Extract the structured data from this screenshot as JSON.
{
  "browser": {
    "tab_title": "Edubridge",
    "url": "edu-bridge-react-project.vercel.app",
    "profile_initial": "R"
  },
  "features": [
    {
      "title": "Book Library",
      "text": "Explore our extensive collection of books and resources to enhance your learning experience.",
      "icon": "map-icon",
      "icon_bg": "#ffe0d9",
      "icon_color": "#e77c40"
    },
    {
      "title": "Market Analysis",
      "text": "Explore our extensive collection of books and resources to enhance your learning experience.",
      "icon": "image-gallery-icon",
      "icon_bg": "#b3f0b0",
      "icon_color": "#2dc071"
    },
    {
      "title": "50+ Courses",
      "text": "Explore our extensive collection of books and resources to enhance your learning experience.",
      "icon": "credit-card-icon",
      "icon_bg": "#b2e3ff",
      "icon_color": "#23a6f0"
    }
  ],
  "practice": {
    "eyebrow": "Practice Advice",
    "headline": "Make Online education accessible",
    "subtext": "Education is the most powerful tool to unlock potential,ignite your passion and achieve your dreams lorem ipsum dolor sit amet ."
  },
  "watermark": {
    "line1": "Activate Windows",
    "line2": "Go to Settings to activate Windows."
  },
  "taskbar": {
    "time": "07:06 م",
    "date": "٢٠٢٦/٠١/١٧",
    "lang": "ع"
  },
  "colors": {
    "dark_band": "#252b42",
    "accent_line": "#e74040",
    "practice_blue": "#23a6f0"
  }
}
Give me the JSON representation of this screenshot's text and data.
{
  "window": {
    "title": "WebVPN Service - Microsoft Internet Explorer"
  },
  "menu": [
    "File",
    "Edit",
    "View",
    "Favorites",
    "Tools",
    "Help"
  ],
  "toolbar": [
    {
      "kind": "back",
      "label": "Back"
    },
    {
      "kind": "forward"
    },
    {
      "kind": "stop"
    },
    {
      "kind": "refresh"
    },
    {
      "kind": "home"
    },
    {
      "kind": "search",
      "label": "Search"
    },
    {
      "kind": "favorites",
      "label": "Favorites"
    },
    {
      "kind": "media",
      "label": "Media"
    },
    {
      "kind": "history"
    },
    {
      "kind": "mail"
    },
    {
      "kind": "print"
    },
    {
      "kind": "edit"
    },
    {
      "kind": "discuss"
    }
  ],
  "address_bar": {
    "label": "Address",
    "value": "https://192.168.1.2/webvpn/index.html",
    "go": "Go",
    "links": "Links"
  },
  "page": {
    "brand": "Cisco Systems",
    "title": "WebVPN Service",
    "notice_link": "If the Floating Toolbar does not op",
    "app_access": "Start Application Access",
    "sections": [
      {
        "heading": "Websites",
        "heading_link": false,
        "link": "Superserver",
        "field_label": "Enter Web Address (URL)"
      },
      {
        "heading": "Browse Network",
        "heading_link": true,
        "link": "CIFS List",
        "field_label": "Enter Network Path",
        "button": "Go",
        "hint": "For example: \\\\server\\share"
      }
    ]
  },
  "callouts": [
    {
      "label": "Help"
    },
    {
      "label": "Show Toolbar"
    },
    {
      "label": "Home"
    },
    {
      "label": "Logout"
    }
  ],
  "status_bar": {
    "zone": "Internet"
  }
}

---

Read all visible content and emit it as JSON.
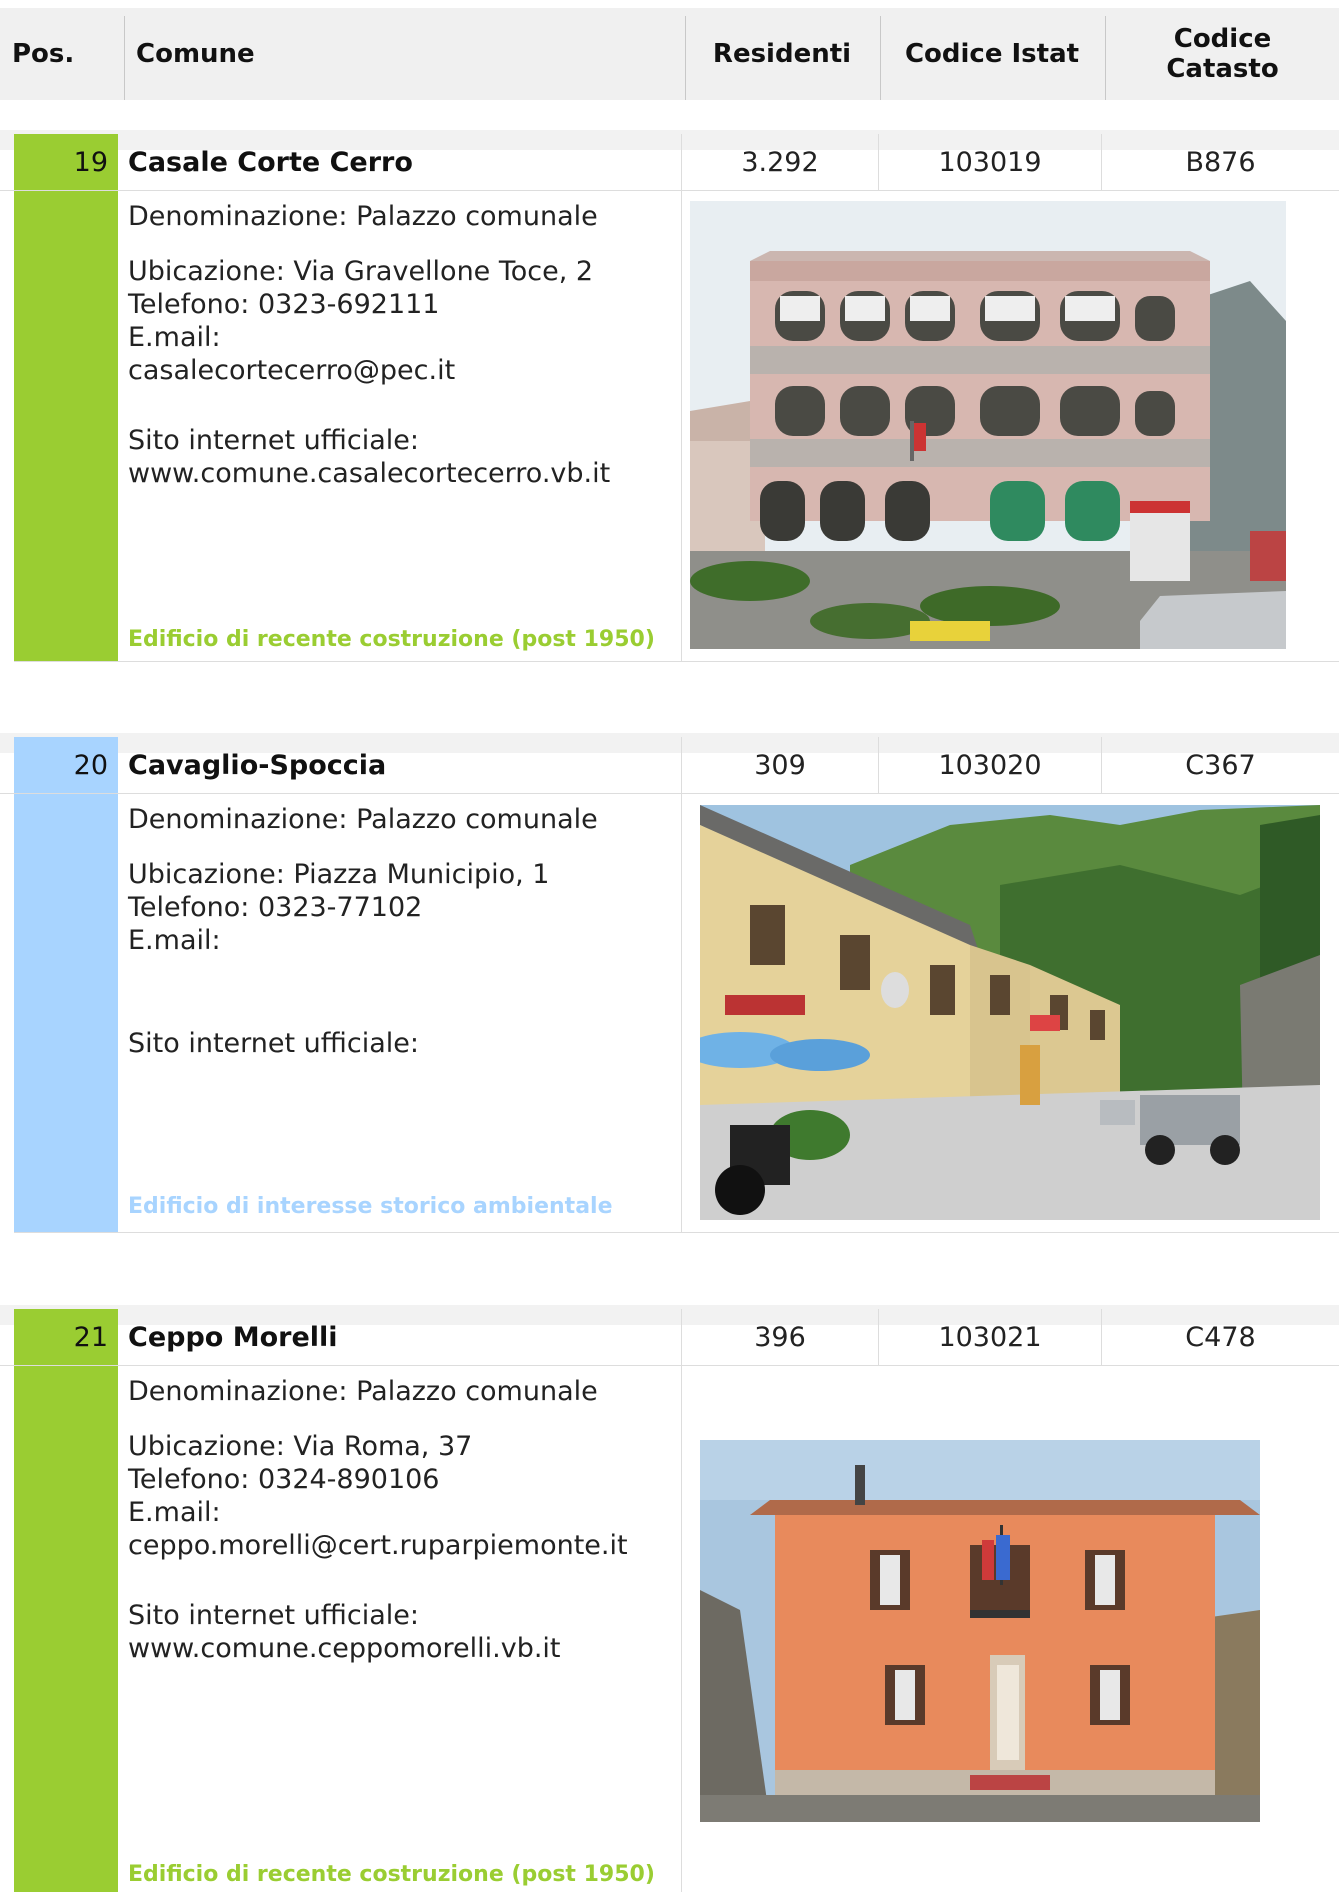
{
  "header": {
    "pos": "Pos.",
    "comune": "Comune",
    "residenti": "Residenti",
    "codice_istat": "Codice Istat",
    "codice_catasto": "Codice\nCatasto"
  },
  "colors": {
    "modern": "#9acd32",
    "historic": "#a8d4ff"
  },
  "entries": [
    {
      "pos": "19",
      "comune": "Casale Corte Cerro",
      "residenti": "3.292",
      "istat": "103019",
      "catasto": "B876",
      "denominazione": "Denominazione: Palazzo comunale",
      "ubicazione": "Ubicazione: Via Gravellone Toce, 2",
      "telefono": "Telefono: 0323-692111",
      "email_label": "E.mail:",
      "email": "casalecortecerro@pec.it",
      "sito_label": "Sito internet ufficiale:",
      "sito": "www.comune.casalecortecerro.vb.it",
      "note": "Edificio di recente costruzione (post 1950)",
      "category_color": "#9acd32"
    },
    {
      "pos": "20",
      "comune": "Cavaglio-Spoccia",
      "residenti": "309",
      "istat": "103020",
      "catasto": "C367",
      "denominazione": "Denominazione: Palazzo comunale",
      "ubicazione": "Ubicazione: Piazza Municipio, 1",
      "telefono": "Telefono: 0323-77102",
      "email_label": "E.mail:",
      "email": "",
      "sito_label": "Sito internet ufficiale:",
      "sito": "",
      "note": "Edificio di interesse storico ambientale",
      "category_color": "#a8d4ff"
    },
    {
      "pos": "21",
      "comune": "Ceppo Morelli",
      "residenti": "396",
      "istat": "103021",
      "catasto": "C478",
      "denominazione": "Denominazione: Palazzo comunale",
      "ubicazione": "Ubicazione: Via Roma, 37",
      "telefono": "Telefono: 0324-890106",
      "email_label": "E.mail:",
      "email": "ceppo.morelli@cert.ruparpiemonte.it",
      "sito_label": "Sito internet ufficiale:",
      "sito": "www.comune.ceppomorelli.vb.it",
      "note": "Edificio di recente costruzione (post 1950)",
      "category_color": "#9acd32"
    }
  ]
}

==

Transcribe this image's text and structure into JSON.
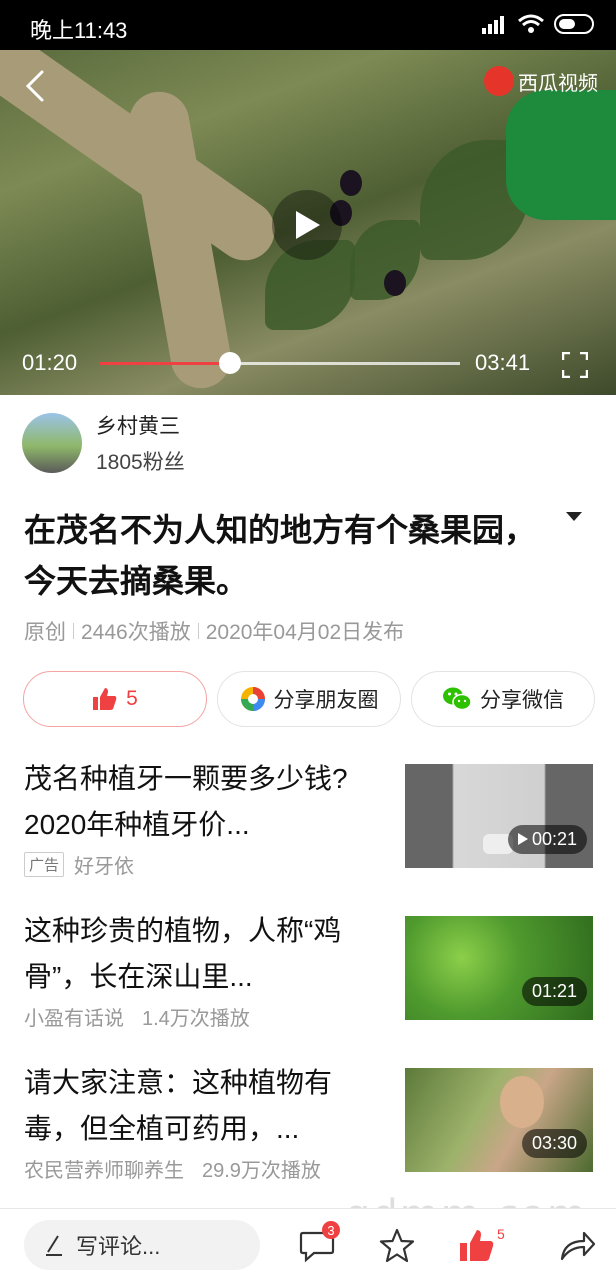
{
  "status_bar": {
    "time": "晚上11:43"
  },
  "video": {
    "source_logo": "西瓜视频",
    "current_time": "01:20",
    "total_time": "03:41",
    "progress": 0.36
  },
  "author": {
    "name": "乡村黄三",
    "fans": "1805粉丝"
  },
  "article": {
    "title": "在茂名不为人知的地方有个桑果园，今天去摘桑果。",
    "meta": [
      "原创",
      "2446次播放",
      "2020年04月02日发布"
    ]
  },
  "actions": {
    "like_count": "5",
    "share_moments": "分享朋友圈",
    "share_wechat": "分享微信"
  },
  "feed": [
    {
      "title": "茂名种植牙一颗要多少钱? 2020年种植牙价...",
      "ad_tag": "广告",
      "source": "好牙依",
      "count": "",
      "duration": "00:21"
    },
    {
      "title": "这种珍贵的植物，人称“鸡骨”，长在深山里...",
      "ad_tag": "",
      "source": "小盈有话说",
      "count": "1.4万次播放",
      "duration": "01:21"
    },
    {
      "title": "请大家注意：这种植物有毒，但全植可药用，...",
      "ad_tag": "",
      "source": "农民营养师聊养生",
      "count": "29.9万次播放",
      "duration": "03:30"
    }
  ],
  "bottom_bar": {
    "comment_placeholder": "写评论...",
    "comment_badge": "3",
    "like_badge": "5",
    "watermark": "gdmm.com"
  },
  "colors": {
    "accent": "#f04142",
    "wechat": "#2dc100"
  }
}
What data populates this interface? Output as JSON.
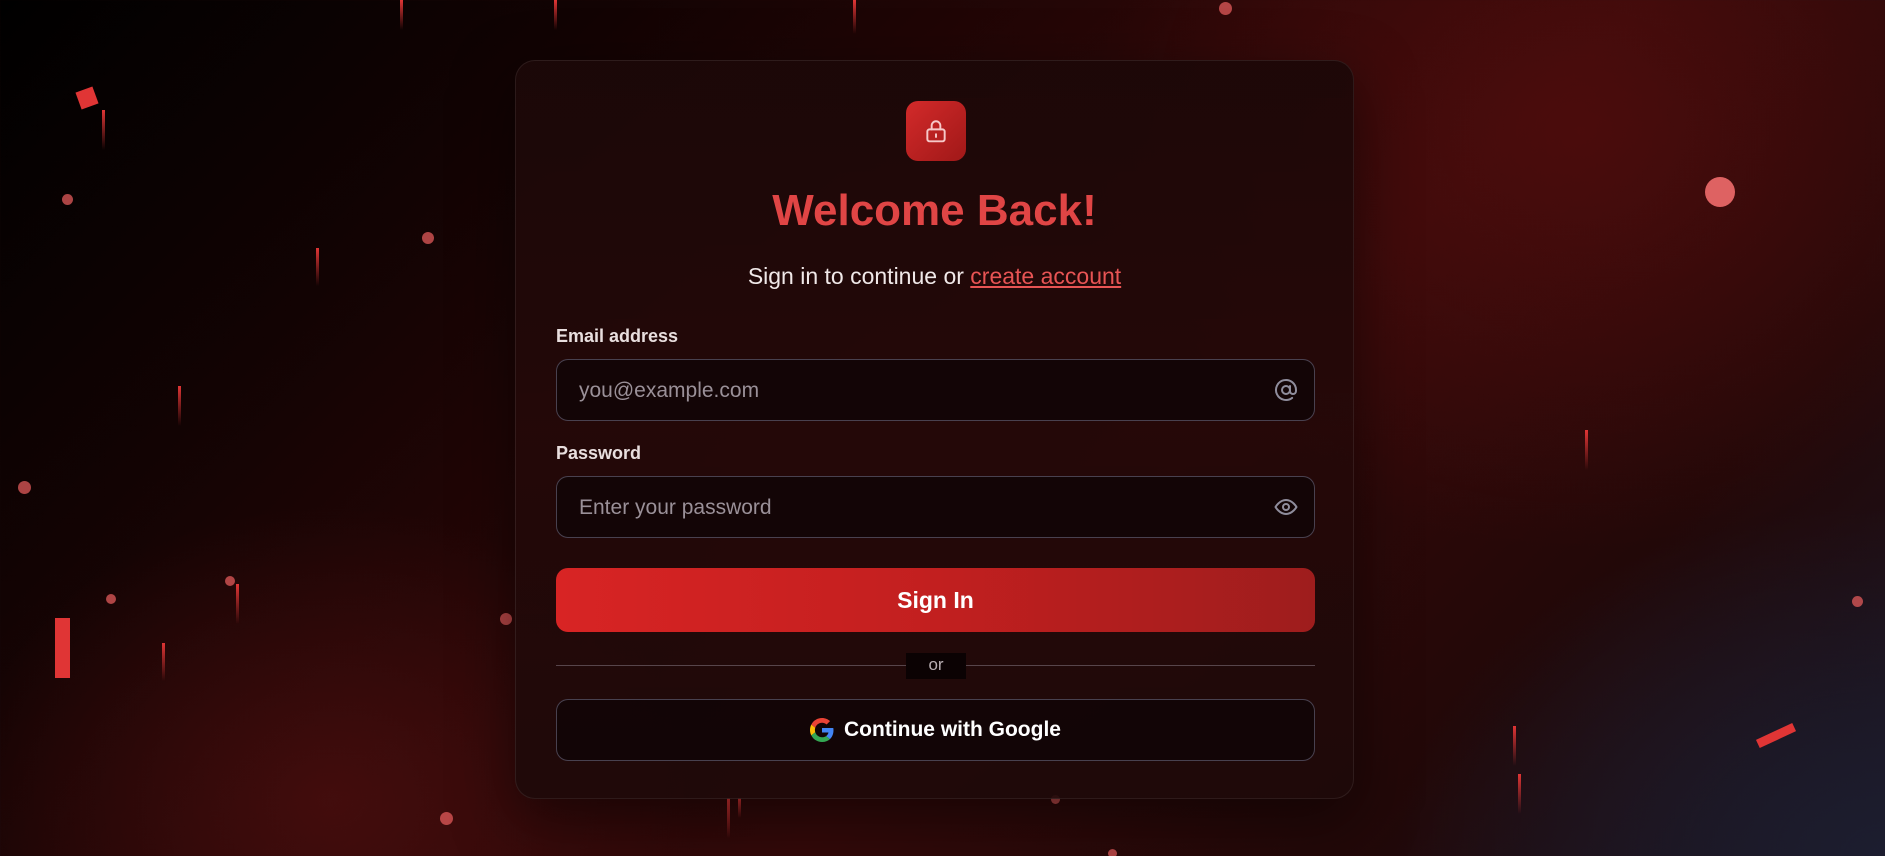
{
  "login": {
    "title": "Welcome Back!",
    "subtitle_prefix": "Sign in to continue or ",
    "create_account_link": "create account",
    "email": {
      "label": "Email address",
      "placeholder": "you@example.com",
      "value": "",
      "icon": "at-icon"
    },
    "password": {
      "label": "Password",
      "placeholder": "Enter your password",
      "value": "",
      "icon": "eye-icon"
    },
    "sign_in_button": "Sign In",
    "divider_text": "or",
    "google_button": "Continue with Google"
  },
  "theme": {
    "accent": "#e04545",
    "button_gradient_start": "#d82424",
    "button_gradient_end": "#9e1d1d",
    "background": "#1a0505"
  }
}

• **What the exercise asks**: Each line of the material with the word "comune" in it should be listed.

• **Answer section**:
    "comune": "Comune",
      "comune": "Casale Corte Cerro",
      "sito": "www.comune.casalecortecerro.vb.it",
      "comune": "Cavaglio-Spoccia",
      "comune": "Ceppo Morelli",
      "sito": "www.comune.ceppomorelli.vb.it",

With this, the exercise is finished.